**AIM OF THE TASK:**
How many lines within the records include the word "active"? Only that number should be given.

**RECORDED DATA:**
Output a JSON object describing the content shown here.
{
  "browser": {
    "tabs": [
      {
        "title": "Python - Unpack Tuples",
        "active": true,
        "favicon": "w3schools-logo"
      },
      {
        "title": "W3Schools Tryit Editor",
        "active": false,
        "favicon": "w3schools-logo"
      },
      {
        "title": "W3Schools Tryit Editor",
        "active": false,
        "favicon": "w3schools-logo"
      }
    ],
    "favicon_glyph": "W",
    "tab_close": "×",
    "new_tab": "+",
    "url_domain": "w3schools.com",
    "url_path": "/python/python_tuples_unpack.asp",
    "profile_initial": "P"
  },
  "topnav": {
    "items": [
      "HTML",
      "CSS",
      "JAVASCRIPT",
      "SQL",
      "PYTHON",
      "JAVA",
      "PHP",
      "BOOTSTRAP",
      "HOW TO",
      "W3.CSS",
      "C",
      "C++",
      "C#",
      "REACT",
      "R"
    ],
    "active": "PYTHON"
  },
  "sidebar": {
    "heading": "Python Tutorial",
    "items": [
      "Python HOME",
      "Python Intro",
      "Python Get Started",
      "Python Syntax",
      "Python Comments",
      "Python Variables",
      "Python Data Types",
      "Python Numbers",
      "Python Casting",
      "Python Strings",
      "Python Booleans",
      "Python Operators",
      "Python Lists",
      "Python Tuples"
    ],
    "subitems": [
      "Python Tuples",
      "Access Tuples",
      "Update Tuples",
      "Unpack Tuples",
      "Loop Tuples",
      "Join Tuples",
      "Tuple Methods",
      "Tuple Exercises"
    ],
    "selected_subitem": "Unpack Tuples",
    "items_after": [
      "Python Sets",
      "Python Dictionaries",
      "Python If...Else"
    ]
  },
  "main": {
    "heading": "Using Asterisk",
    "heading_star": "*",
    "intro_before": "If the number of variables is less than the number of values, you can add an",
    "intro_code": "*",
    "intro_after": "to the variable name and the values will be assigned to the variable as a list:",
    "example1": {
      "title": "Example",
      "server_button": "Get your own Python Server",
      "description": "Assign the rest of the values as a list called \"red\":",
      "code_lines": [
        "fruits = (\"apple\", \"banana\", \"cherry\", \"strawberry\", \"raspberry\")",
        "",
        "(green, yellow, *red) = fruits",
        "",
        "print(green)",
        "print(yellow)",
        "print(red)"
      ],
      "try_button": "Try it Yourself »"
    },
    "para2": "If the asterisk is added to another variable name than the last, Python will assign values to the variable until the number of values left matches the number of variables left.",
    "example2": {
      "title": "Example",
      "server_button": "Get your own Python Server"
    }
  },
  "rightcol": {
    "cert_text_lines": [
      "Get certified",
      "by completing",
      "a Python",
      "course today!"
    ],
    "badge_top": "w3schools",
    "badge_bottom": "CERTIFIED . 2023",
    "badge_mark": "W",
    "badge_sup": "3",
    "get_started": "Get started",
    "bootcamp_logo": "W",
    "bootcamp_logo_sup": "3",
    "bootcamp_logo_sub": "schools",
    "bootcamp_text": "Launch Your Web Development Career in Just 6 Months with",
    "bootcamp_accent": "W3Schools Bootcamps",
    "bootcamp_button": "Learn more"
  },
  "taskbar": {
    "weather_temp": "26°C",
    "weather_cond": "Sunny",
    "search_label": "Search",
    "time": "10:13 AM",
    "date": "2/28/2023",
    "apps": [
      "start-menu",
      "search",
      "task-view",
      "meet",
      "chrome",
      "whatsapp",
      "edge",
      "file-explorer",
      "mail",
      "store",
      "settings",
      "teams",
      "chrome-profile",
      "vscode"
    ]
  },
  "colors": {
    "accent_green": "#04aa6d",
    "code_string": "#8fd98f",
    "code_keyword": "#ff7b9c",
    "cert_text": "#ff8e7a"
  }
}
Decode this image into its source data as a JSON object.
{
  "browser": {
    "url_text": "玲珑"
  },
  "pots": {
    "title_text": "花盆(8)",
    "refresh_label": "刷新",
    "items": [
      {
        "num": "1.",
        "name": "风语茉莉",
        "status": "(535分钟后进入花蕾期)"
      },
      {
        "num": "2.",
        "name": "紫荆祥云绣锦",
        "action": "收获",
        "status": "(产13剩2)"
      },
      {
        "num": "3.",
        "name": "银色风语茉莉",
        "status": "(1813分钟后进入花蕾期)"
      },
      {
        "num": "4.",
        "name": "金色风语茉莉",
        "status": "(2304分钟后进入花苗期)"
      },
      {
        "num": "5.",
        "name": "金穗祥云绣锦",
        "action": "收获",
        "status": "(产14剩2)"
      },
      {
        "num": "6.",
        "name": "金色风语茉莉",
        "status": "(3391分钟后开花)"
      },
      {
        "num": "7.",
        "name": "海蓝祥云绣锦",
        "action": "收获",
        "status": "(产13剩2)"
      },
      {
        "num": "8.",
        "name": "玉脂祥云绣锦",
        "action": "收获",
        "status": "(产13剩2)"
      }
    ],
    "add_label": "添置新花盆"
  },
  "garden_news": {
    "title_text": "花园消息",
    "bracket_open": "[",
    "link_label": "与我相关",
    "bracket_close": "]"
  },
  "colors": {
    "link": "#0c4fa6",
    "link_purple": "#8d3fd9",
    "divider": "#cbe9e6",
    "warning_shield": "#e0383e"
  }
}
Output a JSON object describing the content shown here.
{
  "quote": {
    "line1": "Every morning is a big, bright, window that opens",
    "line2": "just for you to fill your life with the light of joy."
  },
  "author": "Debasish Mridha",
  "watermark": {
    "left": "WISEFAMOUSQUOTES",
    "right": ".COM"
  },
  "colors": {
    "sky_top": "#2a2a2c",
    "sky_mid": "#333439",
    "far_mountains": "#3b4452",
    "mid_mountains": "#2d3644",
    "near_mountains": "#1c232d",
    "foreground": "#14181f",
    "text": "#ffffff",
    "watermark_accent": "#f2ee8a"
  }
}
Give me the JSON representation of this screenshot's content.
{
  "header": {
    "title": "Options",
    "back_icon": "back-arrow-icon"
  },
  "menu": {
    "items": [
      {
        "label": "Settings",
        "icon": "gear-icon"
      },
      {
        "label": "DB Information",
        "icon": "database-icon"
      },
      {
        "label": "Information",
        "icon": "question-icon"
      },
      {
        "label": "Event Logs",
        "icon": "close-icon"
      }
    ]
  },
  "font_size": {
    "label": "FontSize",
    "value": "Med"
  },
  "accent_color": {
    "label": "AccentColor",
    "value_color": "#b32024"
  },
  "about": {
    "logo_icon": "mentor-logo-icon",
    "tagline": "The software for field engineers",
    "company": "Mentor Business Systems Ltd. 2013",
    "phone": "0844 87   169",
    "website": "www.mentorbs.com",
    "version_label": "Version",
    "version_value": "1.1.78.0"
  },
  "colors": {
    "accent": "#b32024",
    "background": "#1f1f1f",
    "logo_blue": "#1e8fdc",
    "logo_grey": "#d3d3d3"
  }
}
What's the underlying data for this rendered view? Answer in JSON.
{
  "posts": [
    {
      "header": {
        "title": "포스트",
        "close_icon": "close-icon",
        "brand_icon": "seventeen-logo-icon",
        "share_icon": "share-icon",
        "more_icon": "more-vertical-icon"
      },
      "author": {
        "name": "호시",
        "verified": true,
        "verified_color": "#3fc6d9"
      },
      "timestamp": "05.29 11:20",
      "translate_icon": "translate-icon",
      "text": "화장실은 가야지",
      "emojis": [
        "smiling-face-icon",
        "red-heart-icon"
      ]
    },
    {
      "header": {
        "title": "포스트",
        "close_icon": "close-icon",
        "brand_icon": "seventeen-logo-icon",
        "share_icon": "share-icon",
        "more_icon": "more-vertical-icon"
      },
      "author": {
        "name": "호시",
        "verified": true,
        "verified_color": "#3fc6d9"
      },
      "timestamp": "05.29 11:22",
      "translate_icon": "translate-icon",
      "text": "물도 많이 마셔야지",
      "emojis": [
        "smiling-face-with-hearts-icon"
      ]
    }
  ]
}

**WRITTEN RESPONSE:**
4